Landrieu: Congress must understand importance of navigable waterways
MORGAN CITY, La. -- Congress must realize the importance of keeping Louisiana waterways open and viable, U.S. Sen. Mary Landrieu, D-New Orleans, said Tuesday afternoon after chairing a workforce development workshop on the campus of Fletcher Technical Community College. This includes the annual dredging of the Atchafalaya River which is overseen by the U.S. Corps of Engineers.
Morgan City Mayor Frank Grizzaffi said the annual dredging of the Berwick Bay is not usually an issue, but there can be difficulty in locating supplemental funds from the corps after high water events or other unusually high silting periods.
“An adequately maintained depth of the Atchafalaya River is vital to the area, region and nation,” Grizzaffi said.
Port of Morgan City Executive Director Jerry Hoffpauir said that the port is the second busiest port in the country behind Houston with as many as 6,000 passages a month.
The flow of traffic through Berwick and Morgan City can be affected as the river is choked with sediment due to a 70/30 water flow distribution between the Mississippi and Atchafalaya rivers which is maintained through the Old River Control Complex at the Red River. Silt from more than 30 states drains into the Mississippi River system and finds its way into the Atchafalaya River.

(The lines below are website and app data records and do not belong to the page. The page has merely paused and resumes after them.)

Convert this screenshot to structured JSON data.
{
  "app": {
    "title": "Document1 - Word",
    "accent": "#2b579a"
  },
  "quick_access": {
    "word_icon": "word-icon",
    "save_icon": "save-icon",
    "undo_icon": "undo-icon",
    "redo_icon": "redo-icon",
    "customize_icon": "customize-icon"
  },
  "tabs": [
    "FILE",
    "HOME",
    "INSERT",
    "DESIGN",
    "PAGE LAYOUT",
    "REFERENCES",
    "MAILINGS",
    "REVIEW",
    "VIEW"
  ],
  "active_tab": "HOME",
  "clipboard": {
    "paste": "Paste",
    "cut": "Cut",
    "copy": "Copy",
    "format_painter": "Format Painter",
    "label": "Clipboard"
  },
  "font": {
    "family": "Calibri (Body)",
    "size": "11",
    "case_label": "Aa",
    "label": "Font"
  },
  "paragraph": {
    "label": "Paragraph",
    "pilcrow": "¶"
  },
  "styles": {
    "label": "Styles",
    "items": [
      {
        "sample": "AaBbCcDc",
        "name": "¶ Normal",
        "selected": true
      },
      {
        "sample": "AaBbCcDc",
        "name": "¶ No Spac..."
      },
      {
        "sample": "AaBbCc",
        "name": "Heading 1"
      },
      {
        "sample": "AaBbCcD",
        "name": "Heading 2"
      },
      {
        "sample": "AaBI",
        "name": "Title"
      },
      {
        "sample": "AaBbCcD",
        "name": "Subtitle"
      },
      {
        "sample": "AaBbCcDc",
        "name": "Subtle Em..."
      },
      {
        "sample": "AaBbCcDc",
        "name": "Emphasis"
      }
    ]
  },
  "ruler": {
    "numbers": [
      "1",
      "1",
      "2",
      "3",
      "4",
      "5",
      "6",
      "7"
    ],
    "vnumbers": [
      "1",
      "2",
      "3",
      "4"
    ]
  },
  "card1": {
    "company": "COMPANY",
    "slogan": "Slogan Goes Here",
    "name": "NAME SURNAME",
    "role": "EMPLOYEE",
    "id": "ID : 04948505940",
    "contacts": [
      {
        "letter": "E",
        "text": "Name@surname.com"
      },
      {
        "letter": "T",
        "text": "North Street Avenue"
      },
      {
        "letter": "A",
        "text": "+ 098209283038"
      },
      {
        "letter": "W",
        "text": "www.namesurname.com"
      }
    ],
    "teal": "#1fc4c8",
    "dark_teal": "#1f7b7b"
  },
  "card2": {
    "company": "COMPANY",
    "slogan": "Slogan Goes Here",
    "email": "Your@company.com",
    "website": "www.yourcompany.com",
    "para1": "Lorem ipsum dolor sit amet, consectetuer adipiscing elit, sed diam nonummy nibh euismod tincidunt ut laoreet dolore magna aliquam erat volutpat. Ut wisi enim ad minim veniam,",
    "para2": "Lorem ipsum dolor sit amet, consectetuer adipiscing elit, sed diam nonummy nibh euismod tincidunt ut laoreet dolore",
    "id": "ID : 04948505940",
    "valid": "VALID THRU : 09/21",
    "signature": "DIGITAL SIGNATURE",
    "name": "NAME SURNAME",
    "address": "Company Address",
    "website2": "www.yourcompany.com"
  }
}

The corps contracts dredges to keep navigation lanes open with a mandated depth of at least 20 feet over a 400 foot width of the river bottom.
Grizzaffi said annual dredging of Berwick Bay, from the railroad tracks to Conrad Industries, began this week. Grizzaffi and about 30 other officials and businessmen from Morgan City and Berwick are leaving this morning to go to Krotz Springs for a boat tour of the river there with corps officials, he said.
Hoffpauir said the dredging is being done by Weeks Dredging and should take about two months. The mouth of the river may need to be dredged soon, he said.
Landrieu said the corps agreed in February 2012 to provide $22.1 million in additional funding for major waterways in Louisiana. The decision came after the Louisiana congressional delegation urged the corps to provide the necessary investments in under-funded waterway projects in Louisiana.
Grizzaffi said that kind of support is needed to make sure that the competitive race for project funding doesn’t ignore the Atchafalaya River.
“It is important to have our congressional representation on board to keep our river navigable and river friendly,” Grizzaffi said.
Landrieu said she sponsored The New Harbor Maintenance Act this year with 28 other Senate co-sponsors that, along with other legislation, is attempting to protect the federal Harbor Maintenance Trust Fund from being raided and used for purposes besides river dredging and port improvement projects.
More than half of the fund was used last year to fund other spending, she said.
“This legislation is extremely important for the proper maintenance of Louisiana’s waterways, which serve as gateways to domestic and international trade,” Landrieu said. “Even though Louisiana’s port system is the largest in the world and supports economic growth throughout the country, the waterways that serve these ports are not being adequately maintained. We need the Harbor Maintenance Act to ensure these funds are used as intended for our ports and waterways.”
Other legislation with a similar intent has been sponsored this year by Sen. David Vitter, R-New Orleans, and Rep. Charles Boustany, R-Lafayette.